As many children across our county head back to school for the new academic year, it seemed like an appropriate time to showcase the excellent work the University does with local schools. We have over 45 formal partnerships with non-selective secondary schools and partner FE colleges across the county, where we offer outreach activities, provide curriculum support and information about higher education options to 18,000 learners.
As part of this outreach, the University sponsors two schools via the University of Kent Academy Trust (UKAT), Brompton Academy – with which we have been involved since 2010 – and Chatham Grammar School for Girls (CGSG), where we became a sponsor in September 2017. I and four other members of staff (Dan Lloyd, Georgina Randsley de Moura, Neil Oliver and Jen Wyatt) are governors of Brompton Academy and Chatham Grammar Schools for Girls and we get to see first-hand the impact that the University’s involvement with these two schools has on a day-to-day basis. We are making a positive impact on the governance of the school and the University is also gaining valuable insight into the secondary education system. In May, CGSG had its Ofsted inspection and it was clear that our involvement with the school has already helped it improve even in the short time since September 2017.
“The UKAT governing body is a strength of the school. Experienced, determined and insightful governors have high aspirations for the school. They bring a wide range of experience and expertise both to support and challenge leaders effectively.” Ofsted report, May 2018, Chatham Grammar School for Girls
In the two academies, we run an initiative called the Graduate Secondary Teaching Scheme (GSTS). This is a scheme which aims to support exceptional Kent graduates in postgraduate study, specifically in undertaking a PhD, whilst also training to be a teacher. A unique and innovative programme, the GSTS enhances pupils’ learning by exposing them to research based teaching and opening their minds to what can be achieved. We currently have six PhD students taking this route of research and teacher training, and four of these students have been assessed as being outstanding teachers.
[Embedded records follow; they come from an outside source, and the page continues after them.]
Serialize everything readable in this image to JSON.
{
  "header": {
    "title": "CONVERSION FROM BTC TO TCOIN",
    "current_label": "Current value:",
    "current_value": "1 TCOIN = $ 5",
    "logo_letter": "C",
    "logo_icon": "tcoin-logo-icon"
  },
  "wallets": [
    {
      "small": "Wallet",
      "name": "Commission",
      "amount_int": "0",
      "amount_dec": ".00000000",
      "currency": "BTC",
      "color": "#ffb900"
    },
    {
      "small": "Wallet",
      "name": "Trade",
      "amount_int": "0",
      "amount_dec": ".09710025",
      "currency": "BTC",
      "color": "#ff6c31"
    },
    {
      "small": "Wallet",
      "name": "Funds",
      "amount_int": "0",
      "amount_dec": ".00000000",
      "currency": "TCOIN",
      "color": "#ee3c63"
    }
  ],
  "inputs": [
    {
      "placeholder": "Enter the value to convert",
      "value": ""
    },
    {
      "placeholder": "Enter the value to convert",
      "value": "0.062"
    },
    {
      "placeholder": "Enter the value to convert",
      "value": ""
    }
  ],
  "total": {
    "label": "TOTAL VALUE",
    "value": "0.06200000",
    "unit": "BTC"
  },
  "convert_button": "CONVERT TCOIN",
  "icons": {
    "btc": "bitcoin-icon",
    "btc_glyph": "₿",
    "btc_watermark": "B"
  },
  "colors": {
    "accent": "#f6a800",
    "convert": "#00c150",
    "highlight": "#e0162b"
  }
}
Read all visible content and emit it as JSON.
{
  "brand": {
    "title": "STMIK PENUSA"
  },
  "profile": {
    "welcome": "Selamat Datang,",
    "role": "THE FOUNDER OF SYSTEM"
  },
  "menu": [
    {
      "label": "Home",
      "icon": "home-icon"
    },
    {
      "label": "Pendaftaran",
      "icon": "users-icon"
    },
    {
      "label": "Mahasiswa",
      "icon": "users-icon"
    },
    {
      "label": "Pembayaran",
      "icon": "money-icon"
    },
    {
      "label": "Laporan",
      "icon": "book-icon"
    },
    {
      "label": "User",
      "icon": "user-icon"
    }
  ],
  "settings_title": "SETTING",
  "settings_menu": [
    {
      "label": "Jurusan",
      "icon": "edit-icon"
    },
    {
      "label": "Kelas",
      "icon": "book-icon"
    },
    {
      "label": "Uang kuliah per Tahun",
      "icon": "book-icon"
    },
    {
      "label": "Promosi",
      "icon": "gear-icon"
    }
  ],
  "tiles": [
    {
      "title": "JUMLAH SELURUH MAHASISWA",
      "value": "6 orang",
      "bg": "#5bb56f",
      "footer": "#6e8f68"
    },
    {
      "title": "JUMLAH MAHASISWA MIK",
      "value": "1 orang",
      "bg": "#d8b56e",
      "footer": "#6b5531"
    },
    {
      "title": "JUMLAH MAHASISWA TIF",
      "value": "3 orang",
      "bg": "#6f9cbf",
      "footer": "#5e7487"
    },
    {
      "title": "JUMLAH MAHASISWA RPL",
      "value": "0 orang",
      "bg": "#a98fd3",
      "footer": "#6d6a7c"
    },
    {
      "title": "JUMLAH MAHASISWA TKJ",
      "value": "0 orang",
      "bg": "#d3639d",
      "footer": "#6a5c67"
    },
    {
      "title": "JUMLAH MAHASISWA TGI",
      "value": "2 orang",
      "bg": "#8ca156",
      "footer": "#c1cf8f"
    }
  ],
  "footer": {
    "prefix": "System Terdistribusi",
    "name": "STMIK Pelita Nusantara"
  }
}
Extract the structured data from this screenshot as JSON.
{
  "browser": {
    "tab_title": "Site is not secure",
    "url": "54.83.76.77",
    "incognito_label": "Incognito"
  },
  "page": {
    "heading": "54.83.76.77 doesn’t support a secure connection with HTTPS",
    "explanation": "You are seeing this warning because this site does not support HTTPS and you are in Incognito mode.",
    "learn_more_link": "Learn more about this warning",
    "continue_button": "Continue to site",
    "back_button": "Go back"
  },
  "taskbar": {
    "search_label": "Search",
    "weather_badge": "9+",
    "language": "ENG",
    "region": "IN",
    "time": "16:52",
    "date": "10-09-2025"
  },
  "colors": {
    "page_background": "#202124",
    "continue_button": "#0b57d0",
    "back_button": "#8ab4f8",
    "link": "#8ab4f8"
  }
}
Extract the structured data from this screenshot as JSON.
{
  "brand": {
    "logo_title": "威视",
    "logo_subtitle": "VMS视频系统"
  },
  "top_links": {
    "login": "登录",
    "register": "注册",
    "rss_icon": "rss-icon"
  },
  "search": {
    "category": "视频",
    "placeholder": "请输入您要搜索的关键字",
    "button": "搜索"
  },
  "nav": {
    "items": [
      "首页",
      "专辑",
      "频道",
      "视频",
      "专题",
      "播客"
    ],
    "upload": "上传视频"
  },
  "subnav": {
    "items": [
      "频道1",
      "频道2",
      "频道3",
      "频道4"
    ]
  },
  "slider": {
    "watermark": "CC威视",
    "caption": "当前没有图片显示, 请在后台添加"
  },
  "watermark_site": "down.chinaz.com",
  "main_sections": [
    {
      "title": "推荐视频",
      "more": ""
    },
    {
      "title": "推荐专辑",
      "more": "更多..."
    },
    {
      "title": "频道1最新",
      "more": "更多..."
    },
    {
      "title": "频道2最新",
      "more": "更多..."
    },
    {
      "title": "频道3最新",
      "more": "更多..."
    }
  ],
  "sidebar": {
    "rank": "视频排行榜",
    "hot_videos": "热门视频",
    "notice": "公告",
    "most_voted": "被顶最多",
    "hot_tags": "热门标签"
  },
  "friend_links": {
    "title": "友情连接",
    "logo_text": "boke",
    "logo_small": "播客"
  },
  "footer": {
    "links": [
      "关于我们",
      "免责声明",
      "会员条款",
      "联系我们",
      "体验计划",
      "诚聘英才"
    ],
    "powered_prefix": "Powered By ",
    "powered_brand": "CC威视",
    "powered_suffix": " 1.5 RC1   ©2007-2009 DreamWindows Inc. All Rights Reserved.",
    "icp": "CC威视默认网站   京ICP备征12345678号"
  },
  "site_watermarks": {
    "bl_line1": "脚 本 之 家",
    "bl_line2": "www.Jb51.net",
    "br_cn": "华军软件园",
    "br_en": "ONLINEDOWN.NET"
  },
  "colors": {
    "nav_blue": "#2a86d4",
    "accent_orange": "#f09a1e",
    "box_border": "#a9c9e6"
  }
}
A new development such as the Kent and Medway Medical School provides a new and exciting opportunity to inspire the young people of our region to aim high and encourage them to enter the medical profession, something many of the pupils from our partnership schools do not currently aspire to. We are working closely with colleagues at Canterbury Christ Church University to make sure that widening access for all is at the heart of the new Medical School.
David Nightingale, Senior Deputy Vice-Chancellor and Provost